Water channel and tunnel in heart of Diyarbakır
Works on the 5,000 year-old Amida Mound in the southeastern province of Diyarbakır’s historic Sur district, called “the heart of the city,” have unearthed a water channel and a tunnel, which reaches the channel. Water has been flowing through the channel for centuries.
Amida Mound, which is home to many civilizations including Hurrian and Mitanni, Urartian, Persian, Roman, Umayyad, Abbasid, Mervan, Seljuk and Artuqid, has been undergoing archaeological excavations under the leadership of Dicle University academic Professor İrfan Yıldız.
Speaking to state-run Anadolu Agency, Yıldız said the first archaeological excavations in the mound unearthed the foundations of a palace from the era of Artuqid ruler Nasreddin Mahmud al-Malik es-Salih (1200-1222) and mosaic decorations with color stones and glass cubes.
Yıldız said since the region was in the military area and the property belonged to the municipality, no excavations have been carried out since that date, and that they started excavations two months ago upon the decision of the Culture and Tourism Ministry.
A water channel passing through the mound and a tunnel reaching the canal were found on the northwest side of İçkale entrance during the studies, he said. The tunnel was not recognized because it was closed at the front, he added.
The professor noted that written sources and travelers mentioned the existence of a large source of water in İçkale, adding that this water was transferred to the Artuqid Palace through a system that raises the water upward.
Water was transferred from there to the Süleyman Mosque and a few neighborhoods around in İçkale, he said.
“The length of the tunnel is about 30 meters but we do not know how long the water channel is. That feature of the channel will be revealed during detailed studies. As the current excavation mostly involved the Artuqid Palace, we only carried out a survey in the canal and tunnel,” said Yıldız.

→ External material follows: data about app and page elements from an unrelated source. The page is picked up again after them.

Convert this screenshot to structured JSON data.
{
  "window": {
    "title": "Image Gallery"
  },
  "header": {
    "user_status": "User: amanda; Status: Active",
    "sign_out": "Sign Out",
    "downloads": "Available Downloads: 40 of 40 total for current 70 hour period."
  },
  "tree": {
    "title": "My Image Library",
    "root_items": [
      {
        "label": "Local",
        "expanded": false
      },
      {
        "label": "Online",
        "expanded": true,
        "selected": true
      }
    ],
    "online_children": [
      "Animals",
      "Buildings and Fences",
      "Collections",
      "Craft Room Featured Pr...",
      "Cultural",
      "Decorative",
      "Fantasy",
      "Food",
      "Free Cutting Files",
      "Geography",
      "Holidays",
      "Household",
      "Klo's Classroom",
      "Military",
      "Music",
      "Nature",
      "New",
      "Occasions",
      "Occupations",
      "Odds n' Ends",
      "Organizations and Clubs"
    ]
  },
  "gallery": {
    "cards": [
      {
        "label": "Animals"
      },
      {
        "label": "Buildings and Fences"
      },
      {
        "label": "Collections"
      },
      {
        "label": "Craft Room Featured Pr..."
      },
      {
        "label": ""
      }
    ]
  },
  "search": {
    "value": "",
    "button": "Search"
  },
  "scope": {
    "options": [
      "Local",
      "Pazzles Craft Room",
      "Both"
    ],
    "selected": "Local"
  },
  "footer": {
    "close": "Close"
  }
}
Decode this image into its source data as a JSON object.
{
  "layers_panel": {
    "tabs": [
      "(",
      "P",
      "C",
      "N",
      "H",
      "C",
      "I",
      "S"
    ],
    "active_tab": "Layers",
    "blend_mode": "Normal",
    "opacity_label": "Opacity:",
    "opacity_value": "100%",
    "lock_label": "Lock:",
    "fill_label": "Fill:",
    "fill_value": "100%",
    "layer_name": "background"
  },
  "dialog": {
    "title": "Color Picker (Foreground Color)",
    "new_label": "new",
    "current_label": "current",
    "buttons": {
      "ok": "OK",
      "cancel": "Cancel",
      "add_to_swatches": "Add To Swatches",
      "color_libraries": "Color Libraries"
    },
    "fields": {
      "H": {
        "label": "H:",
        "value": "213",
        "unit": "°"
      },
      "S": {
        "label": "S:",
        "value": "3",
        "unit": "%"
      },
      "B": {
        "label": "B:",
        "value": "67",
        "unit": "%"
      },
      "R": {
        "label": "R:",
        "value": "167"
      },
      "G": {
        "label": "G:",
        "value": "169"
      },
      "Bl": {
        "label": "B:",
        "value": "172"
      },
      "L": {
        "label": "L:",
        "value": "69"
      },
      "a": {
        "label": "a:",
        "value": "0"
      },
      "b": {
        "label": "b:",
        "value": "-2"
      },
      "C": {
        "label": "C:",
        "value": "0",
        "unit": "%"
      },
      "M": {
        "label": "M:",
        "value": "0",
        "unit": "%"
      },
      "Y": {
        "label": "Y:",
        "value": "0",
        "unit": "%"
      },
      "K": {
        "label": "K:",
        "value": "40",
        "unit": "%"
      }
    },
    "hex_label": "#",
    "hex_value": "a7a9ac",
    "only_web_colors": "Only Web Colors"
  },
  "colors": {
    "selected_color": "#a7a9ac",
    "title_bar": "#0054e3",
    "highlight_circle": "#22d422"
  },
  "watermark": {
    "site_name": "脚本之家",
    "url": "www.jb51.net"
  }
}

The palace was used as a science and cultural center in the Artuqid period, and the famous Islamic scholar Ismail al-Jazari performed pioneering works there, which have led to the current automation systems, cybernetics and robotic science, he said.
İçkale, where the mound is located, was one of the first places where Islam began in Anatolia and 27 companions fell martyrs during the city’s conquest, said the professor.
The walls around the Artuqid Palace were built in the Roman era, he said.